Whatever the outcome of the present battle over implementation of the Leveson proposals, it is certain that the question of corporate ownership of the British print media will not be dealt with. Apart from some bland suggestions that the government “ensure that there is a mechanism for protecting media plurality”, and some less than robust criticism of the culture prevailing at News International, Leveson has little to say. As has been argued before in this column, the concentration of the British print media in the hands of a small number of powerful corporate owners, is itself the greatest obstacle to a genuinely free press. Murdoch’s News Corporation owns about 37% of the national press. Most of the rest is owned by Paul Dacre, Richard Desmond, the Barclay Brothers and the Mirror Group. Apart from the Mirror Group and the Scott Trust which owns The Guardian and The Observer, all the other newspapers are solidly right wing. The tabloids, which account for the bulk of sales, deal largely in salacious gossip, scandal and sexual titillation including crude misogyny. The political line of such papers is generally Europhobic, nationalistic and very right wing.

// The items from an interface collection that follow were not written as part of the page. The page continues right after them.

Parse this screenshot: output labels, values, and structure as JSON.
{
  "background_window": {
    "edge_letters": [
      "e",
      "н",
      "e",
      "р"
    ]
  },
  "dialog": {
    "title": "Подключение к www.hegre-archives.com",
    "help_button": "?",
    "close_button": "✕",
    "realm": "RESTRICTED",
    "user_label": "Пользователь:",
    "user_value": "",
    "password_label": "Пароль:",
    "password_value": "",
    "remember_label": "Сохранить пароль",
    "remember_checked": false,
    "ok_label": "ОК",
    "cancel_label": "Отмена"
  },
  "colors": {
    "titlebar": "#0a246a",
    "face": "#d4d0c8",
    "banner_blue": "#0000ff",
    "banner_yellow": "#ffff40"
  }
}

The criminal activities exposed by a few Guardian journalists over the course of several years related largely to the Sun and News of the World, though such activities have certainly been far more widespread. The best that can be hoped for in the short-term is that as a result of the Leveson report the most egregious abuses of power may be curbed. Without the hard of a handful of courageous, genuine investigative journalists, the inquiry would not have been set up and the report, for all its limitations, would not have been produced. In the longer term, it will take a determined campaign, mobilizing public opinion on a far greater scale, to break up the powerful corporations that control the media in Britain. That is the only way to a really free press.